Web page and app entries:
* * * * *
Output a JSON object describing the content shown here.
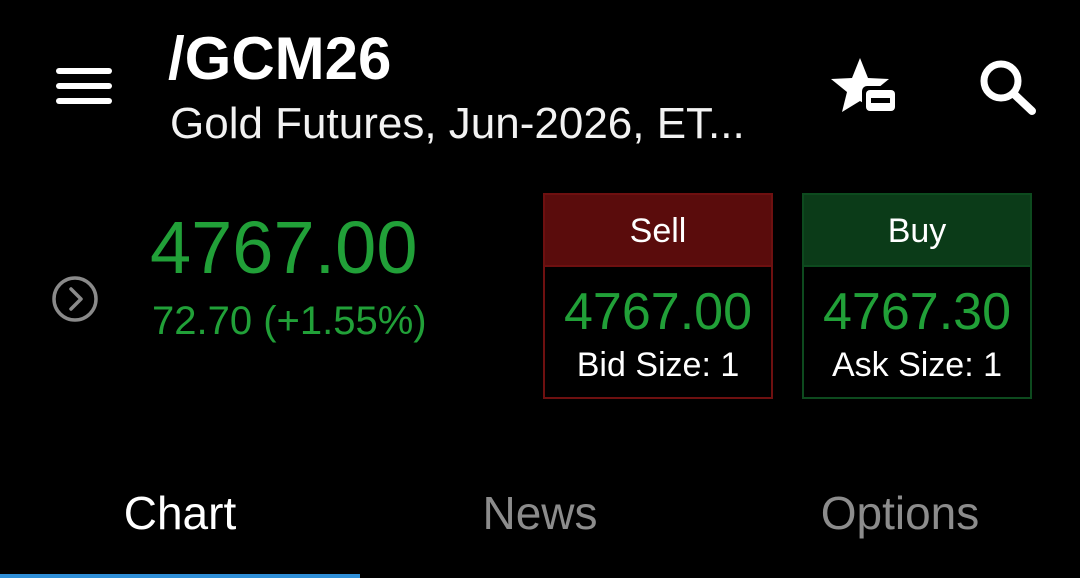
{
  "header": {
    "symbol": "/GCM26",
    "description": "Gold Futures, Jun-2026, ET..."
  },
  "icons": {
    "menu": "menu-icon",
    "watchlist": "star-minus-icon",
    "search": "search-icon",
    "expand": "chevron-right-circle-icon"
  },
  "quote": {
    "last_price": "4767.00",
    "change": "72.70 (+1.55%)"
  },
  "sell": {
    "label": "Sell",
    "price": "4767.00",
    "size": "Bid Size: 1"
  },
  "buy": {
    "label": "Buy",
    "price": "4767.30",
    "size": "Ask Size: 1"
  },
  "tabs": [
    {
      "label": "Chart",
      "selected": true
    },
    {
      "label": "News",
      "selected": false
    },
    {
      "label": "Options",
      "selected": false
    }
  ],
  "colors": {
    "positive": "#21a038",
    "sell_header": "#5a0c0c",
    "buy_header": "#0b3b18",
    "tab_indicator": "#2f8fd8"
  }
}
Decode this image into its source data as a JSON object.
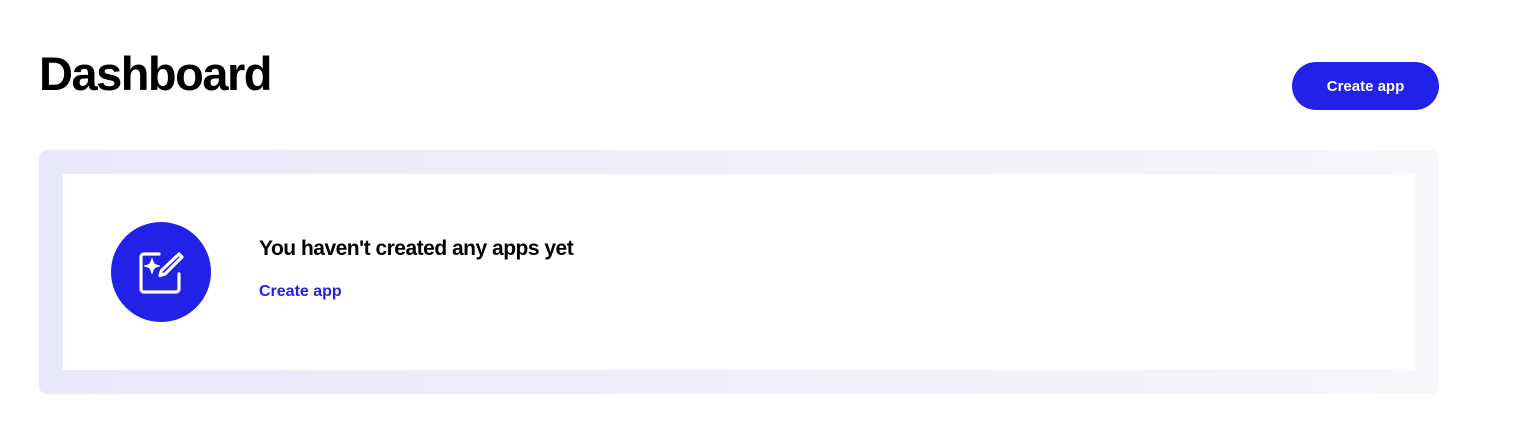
{
  "header": {
    "title": "Dashboard",
    "create_button_label": "Create app"
  },
  "empty_state": {
    "icon": "sparkle-edit-icon",
    "message": "You haven't created any apps yet",
    "link_label": "Create app"
  },
  "colors": {
    "accent": "#2121e8",
    "panel_background": "#eeedfa",
    "text": "#000000"
  }
}
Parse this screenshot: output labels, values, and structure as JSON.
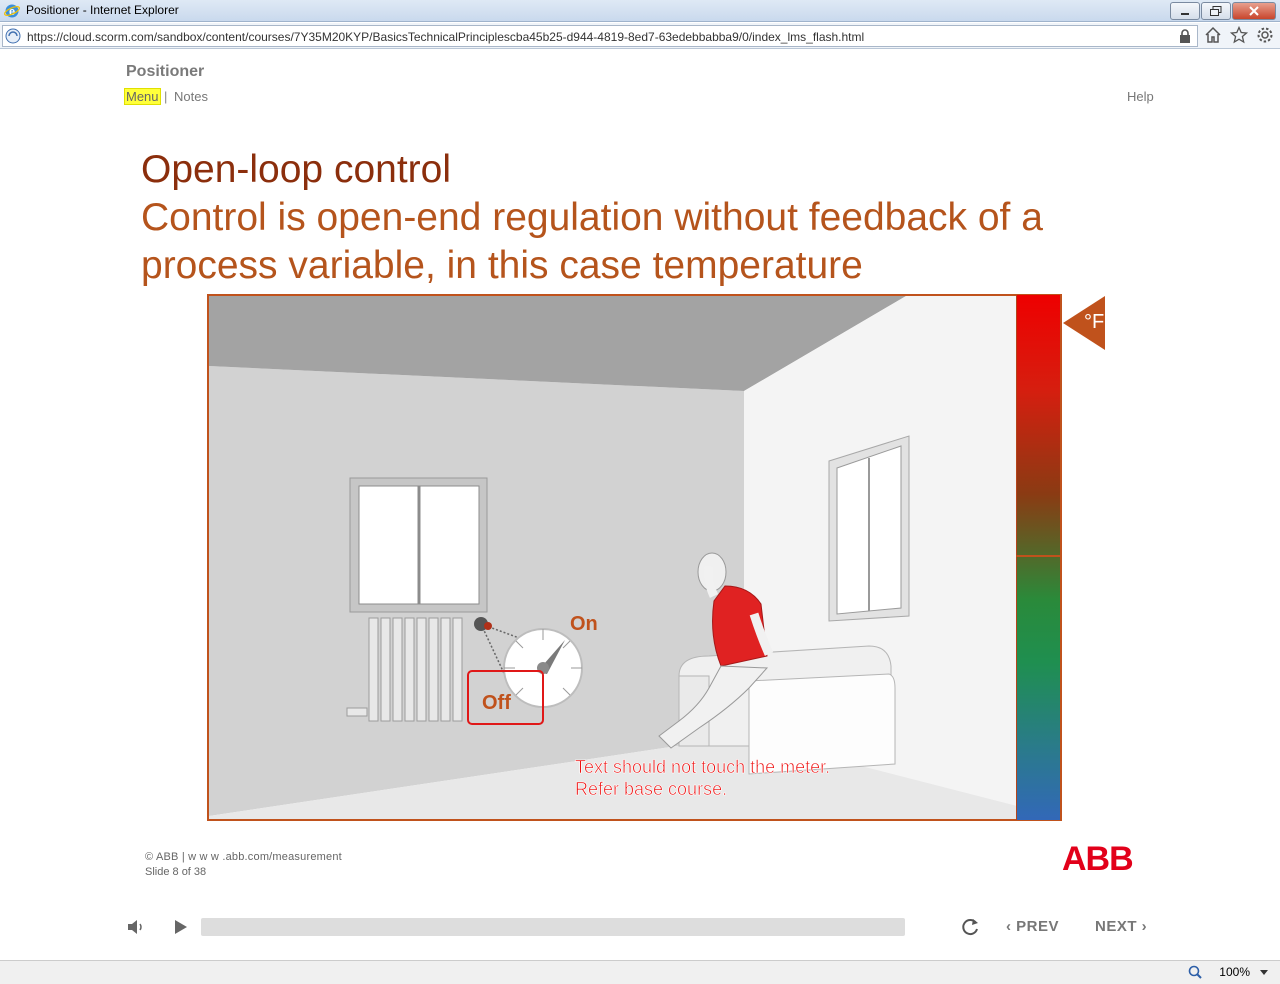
{
  "window": {
    "title": "Positioner - Internet Explorer",
    "url": "https://cloud.scorm.com/sandbox/content/courses/7Y35M20KYP/BasicsTechnicalPrinciplescba45b25-d944-4819-8ed7-63edebbabba9/0/index_lms_flash.html"
  },
  "course": {
    "title": "Positioner",
    "menu_label": "Menu",
    "separator": "|",
    "notes_label": "Notes",
    "help_label": "Help"
  },
  "slide": {
    "heading": "Open-loop control",
    "subheading": "Control is open-end regulation without feedback of a process variable, in this case temperature",
    "dial_on_label": "On",
    "dial_off_label": "Off",
    "temperature_unit": "°F",
    "note_line1": "Text should not touch the meter.",
    "note_line2": "Refer base course."
  },
  "footer": {
    "copyright": "© ABB | w w w .abb.com/measurement",
    "slide_counter": "Slide 8 of 38",
    "brand": "ABB"
  },
  "player": {
    "prev_label": "PREV",
    "next_label": "NEXT",
    "progress": 0.0
  },
  "status": {
    "zoom": "100%"
  },
  "colors": {
    "accent_dark": "#8b2e0c",
    "accent": "#b5541c",
    "abb_red": "#e2001a"
  }
}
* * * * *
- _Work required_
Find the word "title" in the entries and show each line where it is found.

- _Solution to this problem_
    "title": "Dashboard",
    "title": "Positioner - Internet Explorer",
    "title": "Positioner",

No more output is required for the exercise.